MARC ROTENBERG: Right. Well, that’s also actually a very important part of the story. One of the things that Apple and Google and others are doing is trying to build an enormous map of the location of Wi-Fi hotspots and cell towers in the United States, around the world. They do this because actually it makes the services a bit more efficient. It also relieves them of the cost of having to pay other companies for that information. So they are simultaneously taking from the user the location data that the user’s device is able to acquire, putting it in their own database, so that they have a better picture of where all these hotspot devices are that allow their users to connect.
Now, I think there’s another privacy issue there that hasn’t been talked about much but also probably requires some attention. Some of those Wi-Fi hotspots can be, you know, commercial. They can be coffee shops and others that are offering to the public the opportunity to get online. Those are obviously public. I don’t think there’s a problem with collecting that data. But some of those Wi-Fi hotspots are actually the private residential routers that people set up in their home, basically, a wireless network to connect an office, a kitchen and a bedroom. I don’t think most people would anticipate that that sort of information would be collected by these companies, but in fact that’s also been going on now for the last couple of years. And I think that deserves some attention, as well.
JUAN GONZALEZ: And so, obviously, there’s the potential for the government then to obtain this information if it wants to investigate —
MARC ROTENBERG: Yes.
JUAN GONZALEZ: — the potential comings and goings of anybody who’s using an iPhone or an Android phone, as well, right?
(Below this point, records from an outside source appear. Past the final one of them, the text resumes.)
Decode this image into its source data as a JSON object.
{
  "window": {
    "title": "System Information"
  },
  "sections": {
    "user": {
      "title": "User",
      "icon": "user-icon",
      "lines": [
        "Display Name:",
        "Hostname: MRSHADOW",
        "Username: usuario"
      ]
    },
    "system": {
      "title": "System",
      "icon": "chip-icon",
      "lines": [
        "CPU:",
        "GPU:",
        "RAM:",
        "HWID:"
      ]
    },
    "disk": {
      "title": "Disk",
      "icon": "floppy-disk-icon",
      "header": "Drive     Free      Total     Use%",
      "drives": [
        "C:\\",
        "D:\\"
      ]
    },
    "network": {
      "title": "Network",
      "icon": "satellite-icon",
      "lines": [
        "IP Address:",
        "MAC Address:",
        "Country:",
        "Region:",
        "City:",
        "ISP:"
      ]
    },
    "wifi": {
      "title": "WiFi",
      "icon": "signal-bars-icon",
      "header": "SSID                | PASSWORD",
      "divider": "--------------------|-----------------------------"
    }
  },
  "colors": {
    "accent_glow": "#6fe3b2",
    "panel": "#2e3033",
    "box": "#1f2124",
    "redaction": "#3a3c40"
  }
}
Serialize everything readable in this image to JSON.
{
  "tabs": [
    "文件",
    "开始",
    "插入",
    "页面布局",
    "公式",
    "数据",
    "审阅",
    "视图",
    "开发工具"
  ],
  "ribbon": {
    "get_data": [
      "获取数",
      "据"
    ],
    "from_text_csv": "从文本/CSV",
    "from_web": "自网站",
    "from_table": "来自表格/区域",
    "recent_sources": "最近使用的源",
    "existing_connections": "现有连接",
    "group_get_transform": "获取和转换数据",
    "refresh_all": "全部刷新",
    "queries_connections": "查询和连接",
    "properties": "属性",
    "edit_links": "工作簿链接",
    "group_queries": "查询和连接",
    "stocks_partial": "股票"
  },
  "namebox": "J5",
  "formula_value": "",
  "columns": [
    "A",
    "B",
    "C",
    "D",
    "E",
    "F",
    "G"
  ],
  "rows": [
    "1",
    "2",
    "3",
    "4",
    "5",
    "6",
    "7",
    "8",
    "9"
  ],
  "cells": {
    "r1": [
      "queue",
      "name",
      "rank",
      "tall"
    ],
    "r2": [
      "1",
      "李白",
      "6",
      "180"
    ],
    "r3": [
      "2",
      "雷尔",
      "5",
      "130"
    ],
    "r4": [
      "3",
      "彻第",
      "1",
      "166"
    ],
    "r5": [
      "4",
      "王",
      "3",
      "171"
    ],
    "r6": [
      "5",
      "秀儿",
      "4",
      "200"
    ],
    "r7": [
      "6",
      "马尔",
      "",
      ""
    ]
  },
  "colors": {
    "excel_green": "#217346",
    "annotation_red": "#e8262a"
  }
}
MARC ROTENBERG: Yes. Well, and I think this is another critical point, of course, because a lot of people who talk about privacy on the internet and new technologies tend to draw a pretty sharp line between the activities of government and the activities of the private sector, and they simply assume that what the private sector does doesn’t have much of an impact on government surveillance. But I think what we’ve seen over the last couple of years is almost the exact opposite. In other words, the private sector, through the design of these devices, can do much of government’s surveillance work for it. It would have been impossible, for example, I think, for the government to build the kinds of databases that are being built today in the private sector on locational data. And of course, once those databases are built, you know, then you have a subpoena, you have a warrant, you have a national security letter maybe. But there are various techniques that the government uses to get access to that data, which is part of the reason that we actually feel so strongly that these companies really need to minimize the collection of this personal data. They simply should be keeping less information about how people are using these new devices.
AMY GOODMAN: Marc Rotenberg, a hearing is coming up on Capitol Hill. We only have 10 seconds, but what about PlayStation — Sony not revealing that 100 million of its users had their privacy, their credit card information, out, and they didn’t reveal it for more than a week? You have about 10 seconds to respond.
MARC ROTENBERG: Another extraordinary story. I think the bottom line here is that there really has to be more done to put the responsibility on the companies offering these services to protect privacy. It really is not something today that the consumer, that the internet user, will be able to do for himself or herself.
AMY GOODMAN: Marc Rotenberg, we want to thank you for being with us, of the Electronic Privacy Information Center.
MARC ROTENBERG: Sure.